The use of HFCS has risen dramatically over the last 35 years. It is now used in all kinds of products, from most soft drinks and many name brand candies to products one would not associate with syrup: salad dressing, Yoplait yogurt and even healthier cereals like Special K.
When I was an undergraduate, one of my classmates said that university life can be quite insulating. It insulates us from many problems including the huge number of people who are now obese, referring to individuals with a Body Mass Index (BMI) – the ratio of weight to height – of 30 or higher.
50 years ago, obesity in the U.S. was an issue; that has changed. According to the Centers for Disease Control and Prevention, in 1992 there were only six states with 15 percent or more of the population was obese, and none with a rate over 20 percent. By 2008, only one state – Colorado – had fewer than a 20 percent obesity rate. According to the National Health Examination Survey, 13.4 percent of people 20-74 years of age in 1962 were classified as obese compared with 35.1 percent by 2006. While there is evidence that obesity rates appear to be leveling off, the numbers are still staggering.
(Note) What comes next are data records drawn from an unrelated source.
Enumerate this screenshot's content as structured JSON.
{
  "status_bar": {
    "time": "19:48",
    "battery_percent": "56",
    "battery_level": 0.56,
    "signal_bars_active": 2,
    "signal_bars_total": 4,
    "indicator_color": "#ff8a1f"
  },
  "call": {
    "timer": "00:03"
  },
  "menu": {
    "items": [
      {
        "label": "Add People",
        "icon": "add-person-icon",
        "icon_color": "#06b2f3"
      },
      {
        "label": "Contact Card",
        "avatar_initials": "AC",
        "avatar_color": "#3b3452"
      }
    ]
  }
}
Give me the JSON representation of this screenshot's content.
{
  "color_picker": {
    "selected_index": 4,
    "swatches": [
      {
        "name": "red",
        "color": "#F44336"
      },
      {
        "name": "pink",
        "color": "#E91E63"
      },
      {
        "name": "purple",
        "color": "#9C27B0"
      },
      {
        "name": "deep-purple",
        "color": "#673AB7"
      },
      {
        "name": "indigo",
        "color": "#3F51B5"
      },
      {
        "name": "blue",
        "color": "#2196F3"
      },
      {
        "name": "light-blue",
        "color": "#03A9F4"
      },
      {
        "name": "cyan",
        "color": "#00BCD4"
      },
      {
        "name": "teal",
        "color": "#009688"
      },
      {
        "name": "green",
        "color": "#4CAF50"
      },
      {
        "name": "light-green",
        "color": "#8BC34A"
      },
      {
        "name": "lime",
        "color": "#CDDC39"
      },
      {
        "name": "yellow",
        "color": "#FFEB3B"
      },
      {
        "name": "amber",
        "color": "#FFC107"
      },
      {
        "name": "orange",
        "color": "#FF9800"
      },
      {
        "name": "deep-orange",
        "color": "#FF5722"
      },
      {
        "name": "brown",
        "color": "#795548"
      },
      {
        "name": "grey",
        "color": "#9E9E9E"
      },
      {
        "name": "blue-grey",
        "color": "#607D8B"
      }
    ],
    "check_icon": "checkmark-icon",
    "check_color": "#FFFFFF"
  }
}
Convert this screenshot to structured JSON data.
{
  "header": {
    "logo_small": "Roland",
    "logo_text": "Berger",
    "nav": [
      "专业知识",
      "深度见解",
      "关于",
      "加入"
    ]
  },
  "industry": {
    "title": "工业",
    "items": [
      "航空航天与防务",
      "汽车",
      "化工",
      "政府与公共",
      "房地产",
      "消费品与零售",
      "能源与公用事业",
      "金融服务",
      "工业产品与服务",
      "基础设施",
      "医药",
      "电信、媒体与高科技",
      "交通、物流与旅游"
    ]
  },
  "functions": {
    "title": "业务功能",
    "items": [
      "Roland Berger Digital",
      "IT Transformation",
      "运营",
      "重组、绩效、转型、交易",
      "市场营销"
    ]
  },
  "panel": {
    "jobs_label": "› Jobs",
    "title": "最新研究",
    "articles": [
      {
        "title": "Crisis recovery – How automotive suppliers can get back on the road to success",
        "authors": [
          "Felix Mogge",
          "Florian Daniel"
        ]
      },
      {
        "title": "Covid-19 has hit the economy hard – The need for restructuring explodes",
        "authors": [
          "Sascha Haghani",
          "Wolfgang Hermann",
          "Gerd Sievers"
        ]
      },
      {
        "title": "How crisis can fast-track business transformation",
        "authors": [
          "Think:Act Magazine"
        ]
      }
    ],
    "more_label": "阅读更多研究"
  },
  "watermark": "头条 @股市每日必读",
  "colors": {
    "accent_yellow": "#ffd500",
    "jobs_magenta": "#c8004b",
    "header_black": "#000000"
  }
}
There are several negative consequences of widespread obesity. According to an article in Health Affairs, each obese American incurs health care costs about 42 percent greater than someone with normal weight. It also shortens life expectancy and decreases productivity, due to increased illnesses such as diabetes and heart disease. There is also the money spent on weight loss. With 25 percent of American men and 43 percent of American women attempting to lose weight each year, the weight loss industry is making billions, worth $55.4 billion in 2006. The resources and money used for this industry could clearly be used elsewhere.